**Task details**
The lines to copy are those with "Desenho" in them. Pull each one from the entries below.

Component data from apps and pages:
[Start of section]

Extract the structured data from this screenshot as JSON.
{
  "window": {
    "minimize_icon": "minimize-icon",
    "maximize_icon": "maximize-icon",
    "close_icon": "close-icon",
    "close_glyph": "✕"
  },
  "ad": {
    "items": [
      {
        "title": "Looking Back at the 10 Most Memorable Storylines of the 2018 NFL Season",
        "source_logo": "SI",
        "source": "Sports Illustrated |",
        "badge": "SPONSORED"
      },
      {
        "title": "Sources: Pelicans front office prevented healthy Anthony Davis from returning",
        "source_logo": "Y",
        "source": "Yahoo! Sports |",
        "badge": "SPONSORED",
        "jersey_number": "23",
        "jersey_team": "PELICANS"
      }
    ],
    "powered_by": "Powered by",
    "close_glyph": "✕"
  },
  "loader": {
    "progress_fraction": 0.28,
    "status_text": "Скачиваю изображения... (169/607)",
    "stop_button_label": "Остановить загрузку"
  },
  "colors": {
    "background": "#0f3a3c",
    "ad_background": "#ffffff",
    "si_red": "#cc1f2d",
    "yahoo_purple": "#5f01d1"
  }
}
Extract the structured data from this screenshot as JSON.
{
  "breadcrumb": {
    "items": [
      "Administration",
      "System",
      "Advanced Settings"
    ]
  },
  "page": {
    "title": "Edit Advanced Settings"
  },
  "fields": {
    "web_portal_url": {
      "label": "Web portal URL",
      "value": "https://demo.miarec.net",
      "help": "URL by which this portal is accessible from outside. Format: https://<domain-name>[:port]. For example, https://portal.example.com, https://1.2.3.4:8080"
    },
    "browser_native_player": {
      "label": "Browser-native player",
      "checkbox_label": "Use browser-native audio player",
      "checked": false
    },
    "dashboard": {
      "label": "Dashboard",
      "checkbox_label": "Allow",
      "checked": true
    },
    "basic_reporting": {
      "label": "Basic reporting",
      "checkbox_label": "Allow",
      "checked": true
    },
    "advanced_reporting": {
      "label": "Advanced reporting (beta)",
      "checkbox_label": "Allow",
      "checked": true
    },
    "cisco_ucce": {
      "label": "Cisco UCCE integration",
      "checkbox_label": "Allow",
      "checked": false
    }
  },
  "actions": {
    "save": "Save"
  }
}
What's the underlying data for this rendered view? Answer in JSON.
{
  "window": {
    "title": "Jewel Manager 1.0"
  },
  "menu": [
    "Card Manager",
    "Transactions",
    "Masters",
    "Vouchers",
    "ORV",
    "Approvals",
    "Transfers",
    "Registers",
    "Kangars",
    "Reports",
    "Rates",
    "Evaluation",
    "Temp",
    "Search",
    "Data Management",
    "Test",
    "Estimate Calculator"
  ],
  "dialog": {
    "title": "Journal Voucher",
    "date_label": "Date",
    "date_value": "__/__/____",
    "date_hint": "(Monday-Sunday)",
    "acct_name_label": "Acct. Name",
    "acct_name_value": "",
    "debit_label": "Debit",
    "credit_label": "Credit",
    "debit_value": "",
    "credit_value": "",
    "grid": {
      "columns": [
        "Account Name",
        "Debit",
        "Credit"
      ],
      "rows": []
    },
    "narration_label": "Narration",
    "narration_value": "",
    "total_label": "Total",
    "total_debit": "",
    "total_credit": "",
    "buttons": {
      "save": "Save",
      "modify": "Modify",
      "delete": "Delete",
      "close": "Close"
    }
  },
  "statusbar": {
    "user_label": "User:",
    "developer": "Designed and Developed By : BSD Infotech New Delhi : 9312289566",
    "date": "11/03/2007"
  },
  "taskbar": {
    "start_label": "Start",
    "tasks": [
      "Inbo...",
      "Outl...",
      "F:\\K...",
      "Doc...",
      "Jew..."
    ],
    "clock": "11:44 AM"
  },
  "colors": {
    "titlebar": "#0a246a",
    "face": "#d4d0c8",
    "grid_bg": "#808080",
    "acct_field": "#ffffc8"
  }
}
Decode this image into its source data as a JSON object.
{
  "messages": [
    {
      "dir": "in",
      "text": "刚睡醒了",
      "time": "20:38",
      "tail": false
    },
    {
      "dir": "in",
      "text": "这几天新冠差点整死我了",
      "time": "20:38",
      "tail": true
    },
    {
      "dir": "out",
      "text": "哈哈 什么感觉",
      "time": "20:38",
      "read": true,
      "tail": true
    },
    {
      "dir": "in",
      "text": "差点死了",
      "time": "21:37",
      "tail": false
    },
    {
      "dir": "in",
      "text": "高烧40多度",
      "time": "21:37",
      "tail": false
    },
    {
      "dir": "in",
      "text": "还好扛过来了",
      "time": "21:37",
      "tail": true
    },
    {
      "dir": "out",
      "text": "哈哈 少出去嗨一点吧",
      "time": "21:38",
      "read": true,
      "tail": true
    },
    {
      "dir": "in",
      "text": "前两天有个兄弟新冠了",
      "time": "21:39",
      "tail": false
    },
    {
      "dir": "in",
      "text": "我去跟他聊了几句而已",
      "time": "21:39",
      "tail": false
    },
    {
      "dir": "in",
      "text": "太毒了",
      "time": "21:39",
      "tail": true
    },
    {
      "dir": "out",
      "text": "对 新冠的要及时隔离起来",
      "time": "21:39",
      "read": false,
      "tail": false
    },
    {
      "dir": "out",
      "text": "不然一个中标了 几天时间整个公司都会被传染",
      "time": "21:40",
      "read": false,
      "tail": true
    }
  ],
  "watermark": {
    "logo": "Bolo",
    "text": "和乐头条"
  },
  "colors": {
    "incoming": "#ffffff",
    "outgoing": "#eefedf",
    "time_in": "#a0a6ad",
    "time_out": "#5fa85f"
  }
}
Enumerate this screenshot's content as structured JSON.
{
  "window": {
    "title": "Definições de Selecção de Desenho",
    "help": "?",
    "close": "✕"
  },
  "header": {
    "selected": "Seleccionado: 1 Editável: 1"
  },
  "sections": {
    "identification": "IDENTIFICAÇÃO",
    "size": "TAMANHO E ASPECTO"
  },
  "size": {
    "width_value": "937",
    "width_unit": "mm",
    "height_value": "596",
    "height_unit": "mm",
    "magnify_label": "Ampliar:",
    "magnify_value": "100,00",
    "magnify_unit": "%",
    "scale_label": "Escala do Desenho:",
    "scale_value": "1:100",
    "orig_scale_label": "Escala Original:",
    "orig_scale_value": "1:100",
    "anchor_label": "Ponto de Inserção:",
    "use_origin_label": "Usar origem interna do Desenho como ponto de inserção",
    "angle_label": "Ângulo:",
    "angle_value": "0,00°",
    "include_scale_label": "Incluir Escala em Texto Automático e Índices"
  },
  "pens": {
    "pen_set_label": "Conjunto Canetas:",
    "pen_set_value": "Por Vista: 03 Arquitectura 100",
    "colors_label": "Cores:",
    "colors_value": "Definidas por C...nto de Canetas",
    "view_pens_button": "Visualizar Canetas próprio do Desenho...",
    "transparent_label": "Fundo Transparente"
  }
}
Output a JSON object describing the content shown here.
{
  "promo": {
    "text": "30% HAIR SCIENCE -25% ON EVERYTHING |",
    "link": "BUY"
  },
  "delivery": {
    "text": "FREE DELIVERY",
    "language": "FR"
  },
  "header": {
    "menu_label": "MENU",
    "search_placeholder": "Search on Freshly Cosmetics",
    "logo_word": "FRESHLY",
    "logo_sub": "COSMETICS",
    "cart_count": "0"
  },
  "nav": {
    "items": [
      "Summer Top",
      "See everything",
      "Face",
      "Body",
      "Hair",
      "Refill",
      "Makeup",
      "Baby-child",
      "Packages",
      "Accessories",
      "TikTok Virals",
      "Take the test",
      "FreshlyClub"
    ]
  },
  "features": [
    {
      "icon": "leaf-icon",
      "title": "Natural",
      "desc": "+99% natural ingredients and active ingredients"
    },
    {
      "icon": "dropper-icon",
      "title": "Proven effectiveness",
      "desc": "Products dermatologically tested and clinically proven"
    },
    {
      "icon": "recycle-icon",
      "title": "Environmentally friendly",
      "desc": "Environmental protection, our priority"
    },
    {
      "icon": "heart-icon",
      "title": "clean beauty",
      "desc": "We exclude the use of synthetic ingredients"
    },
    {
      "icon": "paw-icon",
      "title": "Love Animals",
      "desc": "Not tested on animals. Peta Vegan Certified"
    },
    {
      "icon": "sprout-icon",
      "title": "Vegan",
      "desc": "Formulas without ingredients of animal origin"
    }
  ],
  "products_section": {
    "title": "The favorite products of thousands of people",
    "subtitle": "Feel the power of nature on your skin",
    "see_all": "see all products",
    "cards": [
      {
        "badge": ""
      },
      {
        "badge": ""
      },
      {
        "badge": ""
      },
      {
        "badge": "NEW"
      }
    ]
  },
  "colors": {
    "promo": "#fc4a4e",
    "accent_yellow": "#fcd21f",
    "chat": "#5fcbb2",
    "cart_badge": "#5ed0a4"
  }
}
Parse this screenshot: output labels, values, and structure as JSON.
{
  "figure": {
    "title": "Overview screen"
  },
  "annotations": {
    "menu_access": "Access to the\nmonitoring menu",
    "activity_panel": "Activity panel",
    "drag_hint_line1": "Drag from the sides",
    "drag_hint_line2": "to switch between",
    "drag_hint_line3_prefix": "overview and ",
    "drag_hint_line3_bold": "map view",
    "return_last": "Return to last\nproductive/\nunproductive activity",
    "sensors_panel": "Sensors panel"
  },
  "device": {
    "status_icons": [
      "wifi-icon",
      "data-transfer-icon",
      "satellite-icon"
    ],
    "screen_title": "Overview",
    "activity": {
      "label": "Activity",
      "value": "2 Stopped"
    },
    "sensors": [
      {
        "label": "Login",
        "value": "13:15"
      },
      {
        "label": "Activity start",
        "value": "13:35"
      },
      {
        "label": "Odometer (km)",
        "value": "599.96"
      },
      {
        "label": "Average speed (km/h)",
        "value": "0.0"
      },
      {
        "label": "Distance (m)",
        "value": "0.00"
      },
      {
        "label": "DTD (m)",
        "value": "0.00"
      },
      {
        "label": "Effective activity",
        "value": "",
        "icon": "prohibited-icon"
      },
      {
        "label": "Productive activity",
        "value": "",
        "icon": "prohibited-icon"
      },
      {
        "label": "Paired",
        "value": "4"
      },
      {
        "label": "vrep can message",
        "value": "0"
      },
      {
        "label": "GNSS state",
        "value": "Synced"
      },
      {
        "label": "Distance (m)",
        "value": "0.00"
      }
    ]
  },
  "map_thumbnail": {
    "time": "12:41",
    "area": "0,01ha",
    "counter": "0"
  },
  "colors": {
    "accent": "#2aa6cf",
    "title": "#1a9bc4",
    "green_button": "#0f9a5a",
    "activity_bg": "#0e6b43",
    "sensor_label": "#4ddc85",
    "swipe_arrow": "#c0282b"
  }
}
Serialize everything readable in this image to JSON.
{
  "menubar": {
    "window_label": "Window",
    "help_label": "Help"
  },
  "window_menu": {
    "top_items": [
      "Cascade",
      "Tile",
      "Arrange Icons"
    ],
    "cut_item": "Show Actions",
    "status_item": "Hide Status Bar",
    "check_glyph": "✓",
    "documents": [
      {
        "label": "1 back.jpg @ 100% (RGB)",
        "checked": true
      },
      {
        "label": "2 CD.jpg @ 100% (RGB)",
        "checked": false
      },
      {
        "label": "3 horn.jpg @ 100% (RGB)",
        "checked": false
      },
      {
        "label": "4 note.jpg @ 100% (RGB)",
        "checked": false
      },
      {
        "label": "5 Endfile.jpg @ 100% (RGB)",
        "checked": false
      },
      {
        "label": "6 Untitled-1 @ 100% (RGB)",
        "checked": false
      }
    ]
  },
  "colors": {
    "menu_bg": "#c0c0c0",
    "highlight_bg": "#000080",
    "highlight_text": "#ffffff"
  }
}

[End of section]

**Written answer**
    "title": "Definições de Selecção de Desenho",
    "scale_label": "Escala do Desenho:",
    "use_origin_label": "Usar origem interna do Desenho como ponto de inserção",
    "view_pens_button": "Visualizar Canetas próprio do Desenho...",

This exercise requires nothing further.